> [WHAT THE TASK REQUIRES]: Find the lines below that contain the word "accel" and count them. Only the number should be given.

> [EXTRACTED DATA]:
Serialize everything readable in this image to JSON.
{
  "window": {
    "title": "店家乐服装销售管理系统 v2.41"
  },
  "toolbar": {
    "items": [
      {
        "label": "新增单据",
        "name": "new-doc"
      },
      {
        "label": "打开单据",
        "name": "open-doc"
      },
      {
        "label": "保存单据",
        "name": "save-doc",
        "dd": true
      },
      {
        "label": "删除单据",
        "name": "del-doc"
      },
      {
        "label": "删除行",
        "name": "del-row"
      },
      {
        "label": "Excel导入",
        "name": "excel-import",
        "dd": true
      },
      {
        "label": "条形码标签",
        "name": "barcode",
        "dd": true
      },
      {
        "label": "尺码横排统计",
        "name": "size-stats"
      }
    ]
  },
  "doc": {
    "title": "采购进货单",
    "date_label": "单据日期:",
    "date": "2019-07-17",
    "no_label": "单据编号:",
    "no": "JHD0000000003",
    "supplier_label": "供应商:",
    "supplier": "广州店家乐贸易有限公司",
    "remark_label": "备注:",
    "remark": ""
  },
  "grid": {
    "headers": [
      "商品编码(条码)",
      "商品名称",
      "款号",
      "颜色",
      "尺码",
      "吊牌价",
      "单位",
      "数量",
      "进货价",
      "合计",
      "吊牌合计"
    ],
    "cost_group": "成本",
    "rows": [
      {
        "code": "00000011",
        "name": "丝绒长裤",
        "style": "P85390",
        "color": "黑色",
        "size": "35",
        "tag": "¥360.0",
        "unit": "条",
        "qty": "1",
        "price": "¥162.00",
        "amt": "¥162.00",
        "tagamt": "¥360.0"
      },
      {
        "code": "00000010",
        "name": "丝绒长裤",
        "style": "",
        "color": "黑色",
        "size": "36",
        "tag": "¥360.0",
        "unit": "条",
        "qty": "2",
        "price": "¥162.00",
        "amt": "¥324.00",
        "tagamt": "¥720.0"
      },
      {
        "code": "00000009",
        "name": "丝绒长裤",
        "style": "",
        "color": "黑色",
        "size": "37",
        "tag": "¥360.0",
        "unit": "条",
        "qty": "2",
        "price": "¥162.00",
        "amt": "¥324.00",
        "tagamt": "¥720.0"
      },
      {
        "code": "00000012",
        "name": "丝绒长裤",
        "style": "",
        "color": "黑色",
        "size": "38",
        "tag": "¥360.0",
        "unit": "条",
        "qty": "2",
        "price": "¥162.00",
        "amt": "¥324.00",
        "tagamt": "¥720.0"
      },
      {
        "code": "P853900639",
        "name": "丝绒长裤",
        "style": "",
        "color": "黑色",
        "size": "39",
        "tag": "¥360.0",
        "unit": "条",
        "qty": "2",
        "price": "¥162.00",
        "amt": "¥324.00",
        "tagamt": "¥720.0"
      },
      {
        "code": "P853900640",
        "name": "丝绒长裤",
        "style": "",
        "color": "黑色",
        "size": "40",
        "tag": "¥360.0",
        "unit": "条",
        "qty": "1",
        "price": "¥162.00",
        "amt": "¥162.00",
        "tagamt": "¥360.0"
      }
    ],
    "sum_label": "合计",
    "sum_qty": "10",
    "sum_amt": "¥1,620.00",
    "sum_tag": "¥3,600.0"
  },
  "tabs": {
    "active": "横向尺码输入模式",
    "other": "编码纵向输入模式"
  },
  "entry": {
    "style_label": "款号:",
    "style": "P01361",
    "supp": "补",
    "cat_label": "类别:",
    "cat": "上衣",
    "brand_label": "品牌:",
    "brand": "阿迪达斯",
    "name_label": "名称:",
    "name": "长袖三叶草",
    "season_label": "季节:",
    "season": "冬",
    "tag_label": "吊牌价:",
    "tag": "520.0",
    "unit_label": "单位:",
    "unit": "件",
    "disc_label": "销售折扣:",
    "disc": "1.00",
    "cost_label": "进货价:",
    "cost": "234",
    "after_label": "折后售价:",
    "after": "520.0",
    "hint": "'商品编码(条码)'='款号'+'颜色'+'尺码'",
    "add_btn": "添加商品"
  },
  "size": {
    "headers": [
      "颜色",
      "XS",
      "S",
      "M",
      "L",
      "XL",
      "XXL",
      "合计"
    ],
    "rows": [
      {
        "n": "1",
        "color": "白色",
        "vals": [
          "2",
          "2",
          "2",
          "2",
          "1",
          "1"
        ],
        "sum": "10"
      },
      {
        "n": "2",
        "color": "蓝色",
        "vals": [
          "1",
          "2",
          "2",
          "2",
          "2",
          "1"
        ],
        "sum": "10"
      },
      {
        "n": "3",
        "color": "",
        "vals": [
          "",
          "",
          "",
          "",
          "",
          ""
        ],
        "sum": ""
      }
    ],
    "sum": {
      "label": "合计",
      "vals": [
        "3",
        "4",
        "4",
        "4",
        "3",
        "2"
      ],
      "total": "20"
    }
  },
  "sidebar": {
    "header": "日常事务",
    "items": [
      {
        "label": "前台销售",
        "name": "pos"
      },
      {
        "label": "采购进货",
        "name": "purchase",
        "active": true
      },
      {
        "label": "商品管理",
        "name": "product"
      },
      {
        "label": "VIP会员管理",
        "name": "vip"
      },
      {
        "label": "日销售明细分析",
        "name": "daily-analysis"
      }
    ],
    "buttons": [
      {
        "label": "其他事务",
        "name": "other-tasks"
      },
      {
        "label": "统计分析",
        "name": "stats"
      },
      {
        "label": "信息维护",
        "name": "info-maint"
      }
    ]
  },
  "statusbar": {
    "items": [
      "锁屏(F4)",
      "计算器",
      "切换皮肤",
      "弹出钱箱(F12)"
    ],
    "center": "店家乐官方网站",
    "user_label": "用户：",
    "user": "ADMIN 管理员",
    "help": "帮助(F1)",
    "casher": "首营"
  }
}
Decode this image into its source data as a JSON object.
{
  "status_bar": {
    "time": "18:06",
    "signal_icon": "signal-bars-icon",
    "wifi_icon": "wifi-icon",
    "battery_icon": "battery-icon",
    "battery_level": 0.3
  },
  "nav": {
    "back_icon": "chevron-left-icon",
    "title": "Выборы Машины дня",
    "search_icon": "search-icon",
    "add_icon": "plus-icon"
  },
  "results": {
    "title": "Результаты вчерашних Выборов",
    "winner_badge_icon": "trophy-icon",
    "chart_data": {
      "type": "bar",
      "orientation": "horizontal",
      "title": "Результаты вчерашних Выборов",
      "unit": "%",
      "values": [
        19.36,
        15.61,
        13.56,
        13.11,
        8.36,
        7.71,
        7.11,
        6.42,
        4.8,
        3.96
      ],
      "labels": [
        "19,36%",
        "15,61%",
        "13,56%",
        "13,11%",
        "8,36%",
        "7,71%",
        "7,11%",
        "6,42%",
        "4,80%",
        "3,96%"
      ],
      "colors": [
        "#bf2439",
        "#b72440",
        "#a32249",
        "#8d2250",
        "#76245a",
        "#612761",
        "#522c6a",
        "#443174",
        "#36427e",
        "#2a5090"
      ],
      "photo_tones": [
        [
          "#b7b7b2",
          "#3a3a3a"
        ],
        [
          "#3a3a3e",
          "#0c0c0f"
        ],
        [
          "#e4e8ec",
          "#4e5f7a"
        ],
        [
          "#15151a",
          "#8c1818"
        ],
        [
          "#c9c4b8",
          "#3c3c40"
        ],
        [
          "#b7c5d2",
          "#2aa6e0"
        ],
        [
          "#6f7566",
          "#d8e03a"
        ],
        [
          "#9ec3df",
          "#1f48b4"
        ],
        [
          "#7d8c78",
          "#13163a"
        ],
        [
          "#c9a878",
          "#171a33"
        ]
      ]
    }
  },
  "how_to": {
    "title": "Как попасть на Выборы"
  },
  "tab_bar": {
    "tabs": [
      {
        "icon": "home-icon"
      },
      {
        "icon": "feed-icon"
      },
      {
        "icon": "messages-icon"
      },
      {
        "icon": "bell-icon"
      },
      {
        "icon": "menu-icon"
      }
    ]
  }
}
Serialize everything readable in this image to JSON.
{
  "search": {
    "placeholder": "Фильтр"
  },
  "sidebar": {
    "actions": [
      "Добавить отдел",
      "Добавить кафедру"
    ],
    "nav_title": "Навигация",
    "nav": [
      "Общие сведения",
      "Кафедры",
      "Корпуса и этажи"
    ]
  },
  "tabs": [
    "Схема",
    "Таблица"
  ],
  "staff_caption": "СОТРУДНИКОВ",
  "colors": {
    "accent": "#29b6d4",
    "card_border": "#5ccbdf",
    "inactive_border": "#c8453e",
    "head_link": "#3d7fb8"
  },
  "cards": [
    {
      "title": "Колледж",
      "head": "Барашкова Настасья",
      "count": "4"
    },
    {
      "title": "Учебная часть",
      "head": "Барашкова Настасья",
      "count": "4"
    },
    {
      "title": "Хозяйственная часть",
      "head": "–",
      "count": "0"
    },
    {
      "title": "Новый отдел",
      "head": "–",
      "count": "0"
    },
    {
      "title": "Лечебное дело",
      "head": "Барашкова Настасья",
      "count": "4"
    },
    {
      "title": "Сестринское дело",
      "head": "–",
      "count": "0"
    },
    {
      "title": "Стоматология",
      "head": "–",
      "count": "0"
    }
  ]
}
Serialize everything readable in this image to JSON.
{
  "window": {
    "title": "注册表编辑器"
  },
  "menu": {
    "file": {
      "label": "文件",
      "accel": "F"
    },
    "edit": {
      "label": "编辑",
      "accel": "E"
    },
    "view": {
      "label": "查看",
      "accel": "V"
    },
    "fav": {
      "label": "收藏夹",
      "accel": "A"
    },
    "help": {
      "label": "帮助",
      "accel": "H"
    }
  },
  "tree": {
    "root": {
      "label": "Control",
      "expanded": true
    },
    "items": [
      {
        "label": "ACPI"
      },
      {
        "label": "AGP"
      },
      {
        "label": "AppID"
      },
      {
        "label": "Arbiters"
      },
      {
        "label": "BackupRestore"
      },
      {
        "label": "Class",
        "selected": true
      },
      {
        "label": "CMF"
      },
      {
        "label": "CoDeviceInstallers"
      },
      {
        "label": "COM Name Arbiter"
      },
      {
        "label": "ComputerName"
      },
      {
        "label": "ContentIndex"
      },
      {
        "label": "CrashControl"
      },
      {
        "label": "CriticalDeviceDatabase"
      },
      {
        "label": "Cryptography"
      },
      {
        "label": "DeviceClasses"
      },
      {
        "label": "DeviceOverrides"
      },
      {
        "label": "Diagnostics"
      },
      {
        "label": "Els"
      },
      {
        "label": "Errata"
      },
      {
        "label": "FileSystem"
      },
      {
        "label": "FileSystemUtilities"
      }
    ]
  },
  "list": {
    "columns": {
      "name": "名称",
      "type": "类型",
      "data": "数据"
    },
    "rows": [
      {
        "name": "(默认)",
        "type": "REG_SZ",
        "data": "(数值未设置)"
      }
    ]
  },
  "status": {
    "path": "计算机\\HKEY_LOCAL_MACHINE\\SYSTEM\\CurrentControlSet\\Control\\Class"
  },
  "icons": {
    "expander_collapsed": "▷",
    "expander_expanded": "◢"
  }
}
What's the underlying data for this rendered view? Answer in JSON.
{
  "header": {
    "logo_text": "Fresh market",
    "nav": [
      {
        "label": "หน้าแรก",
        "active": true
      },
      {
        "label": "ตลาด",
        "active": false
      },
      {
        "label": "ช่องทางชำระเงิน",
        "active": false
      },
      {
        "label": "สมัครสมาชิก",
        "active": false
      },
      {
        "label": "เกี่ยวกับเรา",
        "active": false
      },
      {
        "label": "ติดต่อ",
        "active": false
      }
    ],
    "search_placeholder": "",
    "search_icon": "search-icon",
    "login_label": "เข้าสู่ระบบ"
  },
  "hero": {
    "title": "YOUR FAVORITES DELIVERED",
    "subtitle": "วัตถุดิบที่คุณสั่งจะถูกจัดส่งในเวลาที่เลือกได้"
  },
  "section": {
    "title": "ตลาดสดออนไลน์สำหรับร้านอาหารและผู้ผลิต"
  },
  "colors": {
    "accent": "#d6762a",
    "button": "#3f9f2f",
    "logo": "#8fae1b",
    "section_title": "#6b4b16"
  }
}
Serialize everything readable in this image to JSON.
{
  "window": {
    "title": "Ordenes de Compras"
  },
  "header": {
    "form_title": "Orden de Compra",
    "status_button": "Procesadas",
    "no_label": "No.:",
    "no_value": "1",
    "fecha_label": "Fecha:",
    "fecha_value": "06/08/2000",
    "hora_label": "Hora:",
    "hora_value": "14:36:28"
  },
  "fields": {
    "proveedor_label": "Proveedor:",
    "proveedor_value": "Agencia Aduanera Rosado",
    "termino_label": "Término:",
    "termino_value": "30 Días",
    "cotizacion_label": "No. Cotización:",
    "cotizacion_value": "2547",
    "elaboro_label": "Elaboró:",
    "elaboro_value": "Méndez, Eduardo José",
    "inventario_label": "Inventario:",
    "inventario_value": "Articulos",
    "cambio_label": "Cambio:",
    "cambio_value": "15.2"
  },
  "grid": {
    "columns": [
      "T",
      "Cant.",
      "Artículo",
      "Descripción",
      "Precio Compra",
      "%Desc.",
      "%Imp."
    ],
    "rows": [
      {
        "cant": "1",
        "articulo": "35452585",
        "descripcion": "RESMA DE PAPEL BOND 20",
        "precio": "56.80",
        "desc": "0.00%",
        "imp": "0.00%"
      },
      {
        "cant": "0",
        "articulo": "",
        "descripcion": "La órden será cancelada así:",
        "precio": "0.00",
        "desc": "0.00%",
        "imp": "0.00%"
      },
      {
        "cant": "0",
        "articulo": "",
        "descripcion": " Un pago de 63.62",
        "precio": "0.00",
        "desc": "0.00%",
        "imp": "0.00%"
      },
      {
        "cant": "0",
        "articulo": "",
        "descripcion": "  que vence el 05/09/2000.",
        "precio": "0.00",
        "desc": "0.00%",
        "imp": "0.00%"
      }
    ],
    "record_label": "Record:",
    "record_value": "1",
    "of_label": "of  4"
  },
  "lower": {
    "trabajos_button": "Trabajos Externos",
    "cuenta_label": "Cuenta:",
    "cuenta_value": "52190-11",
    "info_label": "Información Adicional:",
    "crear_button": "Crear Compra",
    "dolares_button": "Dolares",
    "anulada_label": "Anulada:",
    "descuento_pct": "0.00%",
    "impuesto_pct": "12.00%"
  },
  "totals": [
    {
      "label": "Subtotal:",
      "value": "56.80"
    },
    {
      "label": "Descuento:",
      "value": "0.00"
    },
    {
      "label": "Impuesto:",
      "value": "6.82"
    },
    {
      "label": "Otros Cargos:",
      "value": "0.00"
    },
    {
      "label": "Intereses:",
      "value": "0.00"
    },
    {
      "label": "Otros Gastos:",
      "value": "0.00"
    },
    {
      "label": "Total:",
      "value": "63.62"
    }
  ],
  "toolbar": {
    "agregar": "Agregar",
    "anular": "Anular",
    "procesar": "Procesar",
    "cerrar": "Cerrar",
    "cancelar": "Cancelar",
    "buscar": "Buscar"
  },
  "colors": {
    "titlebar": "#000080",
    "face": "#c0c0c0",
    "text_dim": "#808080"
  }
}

> [RESPONSE]: 5